(Data records for software interfaces)
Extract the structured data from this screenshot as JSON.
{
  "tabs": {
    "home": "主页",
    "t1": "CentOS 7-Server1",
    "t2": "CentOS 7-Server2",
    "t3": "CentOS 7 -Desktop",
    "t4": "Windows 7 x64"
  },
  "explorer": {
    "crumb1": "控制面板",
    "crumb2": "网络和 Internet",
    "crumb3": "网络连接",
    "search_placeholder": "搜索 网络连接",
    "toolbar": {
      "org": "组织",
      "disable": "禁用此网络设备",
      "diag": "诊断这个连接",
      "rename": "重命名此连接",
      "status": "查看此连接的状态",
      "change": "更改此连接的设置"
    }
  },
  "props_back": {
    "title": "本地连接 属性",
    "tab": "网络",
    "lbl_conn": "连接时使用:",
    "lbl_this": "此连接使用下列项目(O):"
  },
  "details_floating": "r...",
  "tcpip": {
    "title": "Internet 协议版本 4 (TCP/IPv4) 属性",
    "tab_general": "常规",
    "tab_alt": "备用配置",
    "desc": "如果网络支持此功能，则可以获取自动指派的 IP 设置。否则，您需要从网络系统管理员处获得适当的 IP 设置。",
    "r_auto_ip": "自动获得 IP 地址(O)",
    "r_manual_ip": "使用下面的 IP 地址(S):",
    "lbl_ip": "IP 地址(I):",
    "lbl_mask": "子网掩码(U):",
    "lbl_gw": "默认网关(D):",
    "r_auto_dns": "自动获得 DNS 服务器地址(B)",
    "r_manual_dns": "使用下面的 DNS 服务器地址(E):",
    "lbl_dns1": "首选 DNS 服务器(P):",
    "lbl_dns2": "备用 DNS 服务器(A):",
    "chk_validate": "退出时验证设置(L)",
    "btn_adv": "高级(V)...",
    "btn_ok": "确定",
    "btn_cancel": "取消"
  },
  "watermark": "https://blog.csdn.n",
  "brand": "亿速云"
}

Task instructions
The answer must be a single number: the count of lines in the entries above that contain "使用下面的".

Written answer
2